*** Opening of SUPPLIED MATERIAL ***

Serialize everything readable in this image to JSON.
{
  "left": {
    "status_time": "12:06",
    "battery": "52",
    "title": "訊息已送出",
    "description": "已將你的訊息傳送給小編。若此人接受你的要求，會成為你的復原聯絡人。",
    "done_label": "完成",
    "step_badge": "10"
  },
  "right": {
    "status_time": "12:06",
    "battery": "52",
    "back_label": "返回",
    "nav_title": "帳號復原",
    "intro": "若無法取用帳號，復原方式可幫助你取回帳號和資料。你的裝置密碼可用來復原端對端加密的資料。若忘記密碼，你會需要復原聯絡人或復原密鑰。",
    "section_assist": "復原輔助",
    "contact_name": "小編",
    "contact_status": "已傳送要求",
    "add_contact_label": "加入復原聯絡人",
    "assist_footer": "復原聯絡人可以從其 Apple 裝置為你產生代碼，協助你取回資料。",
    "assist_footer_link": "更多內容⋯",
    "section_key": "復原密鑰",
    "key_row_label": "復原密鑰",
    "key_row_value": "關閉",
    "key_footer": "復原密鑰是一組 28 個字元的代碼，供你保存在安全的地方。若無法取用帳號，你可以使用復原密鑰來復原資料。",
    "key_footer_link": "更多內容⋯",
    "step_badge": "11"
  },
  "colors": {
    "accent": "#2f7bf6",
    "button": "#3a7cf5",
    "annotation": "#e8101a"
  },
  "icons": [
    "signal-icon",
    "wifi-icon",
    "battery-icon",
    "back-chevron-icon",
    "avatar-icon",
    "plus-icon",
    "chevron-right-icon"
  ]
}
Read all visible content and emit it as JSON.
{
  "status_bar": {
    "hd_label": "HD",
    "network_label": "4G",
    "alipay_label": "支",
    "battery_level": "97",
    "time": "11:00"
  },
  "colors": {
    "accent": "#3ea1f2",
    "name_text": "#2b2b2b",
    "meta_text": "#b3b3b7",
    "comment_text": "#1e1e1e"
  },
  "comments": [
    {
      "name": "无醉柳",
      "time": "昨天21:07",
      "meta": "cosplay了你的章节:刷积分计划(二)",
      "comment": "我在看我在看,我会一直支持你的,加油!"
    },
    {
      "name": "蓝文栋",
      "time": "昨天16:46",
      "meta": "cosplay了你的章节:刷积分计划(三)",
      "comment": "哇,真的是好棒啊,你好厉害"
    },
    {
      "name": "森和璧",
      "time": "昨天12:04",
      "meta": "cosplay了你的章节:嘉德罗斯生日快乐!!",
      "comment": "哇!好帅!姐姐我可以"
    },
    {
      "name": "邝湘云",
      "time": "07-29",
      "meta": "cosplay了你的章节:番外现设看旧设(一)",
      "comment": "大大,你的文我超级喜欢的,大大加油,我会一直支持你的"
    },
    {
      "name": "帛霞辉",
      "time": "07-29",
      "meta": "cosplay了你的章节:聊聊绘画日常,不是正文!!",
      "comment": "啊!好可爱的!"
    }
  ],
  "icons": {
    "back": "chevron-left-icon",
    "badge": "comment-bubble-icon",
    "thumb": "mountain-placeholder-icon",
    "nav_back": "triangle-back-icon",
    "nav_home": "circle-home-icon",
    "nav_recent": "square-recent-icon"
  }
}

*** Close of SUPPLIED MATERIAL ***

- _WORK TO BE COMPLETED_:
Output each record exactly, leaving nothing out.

- _THE ANSWER_:
Serialize everything readable in this image to JSON.
{
  "left": {
    "status_time": "12:06",
    "battery": "52",
    "title": "訊息已送出",
    "description": "已將你的訊息傳送給小編。若此人接受你的要求，會成為你的復原聯絡人。",
    "done_label": "完成",
    "step_badge": "10"
  },
  "right": {
    "status_time": "12:06",
    "battery": "52",
    "back_label": "返回",
    "nav_title": "帳號復原",
    "intro": "若無法取用帳號，復原方式可幫助你取回帳號和資料。你的裝置密碼可用來復原端對端加密的資料。若忘記密碼，你會需要復原聯絡人或復原密鑰。",
    "section_assist": "復原輔助",
    "contact_name": "小編",
    "contact_status": "已傳送要求",
    "add_contact_label": "加入復原聯絡人",
    "assist_footer": "復原聯絡人可以從其 Apple 裝置為你產生代碼，協助你取回資料。",
    "assist_footer_link": "更多內容⋯",
    "section_key": "復原密鑰",
    "key_row_label": "復原密鑰",
    "key_row_value": "關閉",
    "key_footer": "復原密鑰是一組 28 個字元的代碼，供你保存在安全的地方。若無法取用帳號，你可以使用復原密鑰來復原資料。",
    "key_footer_link": "更多內容⋯",
    "step_badge": "11"
  },
  "colors": {
    "accent": "#2f7bf6",
    "button": "#3a7cf5",
    "annotation": "#e8101a"
  },
  "icons": [
    "signal-icon",
    "wifi-icon",
    "battery-icon",
    "back-chevron-icon",
    "avatar-icon",
    "plus-icon",
    "chevron-right-icon"
  ]
}
Read all visible content and emit it as JSON.
{
  "status_bar": {
    "hd_label": "HD",
    "network_label": "4G",
    "alipay_label": "支",
    "battery_level": "97",
    "time": "11:00"
  },
  "colors": {
    "accent": "#3ea1f2",
    "name_text": "#2b2b2b",
    "meta_text": "#b3b3b7",
    "comment_text": "#1e1e1e"
  },
  "comments": [
    {
      "name": "无醉柳",
      "time": "昨天21:07",
      "meta": "cosplay了你的章节:刷积分计划(二)",
      "comment": "我在看我在看,我会一直支持你的,加油!"
    },
    {
      "name": "蓝文栋",
      "time": "昨天16:46",
      "meta": "cosplay了你的章节:刷积分计划(三)",
      "comment": "哇,真的是好棒啊,你好厉害"
    },
    {
      "name": "森和璧",
      "time": "昨天12:04",
      "meta": "cosplay了你的章节:嘉德罗斯生日快乐!!",
      "comment": "哇!好帅!姐姐我可以"
    },
    {
      "name": "邝湘云",
      "time": "07-29",
      "meta": "cosplay了你的章节:番外现设看旧设(一)",
      "comment": "大大,你的文我超级喜欢的,大大加油,我会一直支持你的"
    },
    {
      "name": "帛霞辉",
      "time": "07-29",
      "meta": "cosplay了你的章节:聊聊绘画日常,不是正文!!",
      "comment": "啊!好可爱的!"
    }
  ],
  "icons": {
    "back": "chevron-left-icon",
    "badge": "comment-bubble-icon",
    "thumb": "mountain-placeholder-icon",
    "nav_back": "triangle-back-icon",
    "nav_home": "circle-home-icon",
    "nav_recent": "square-recent-icon"
  }
}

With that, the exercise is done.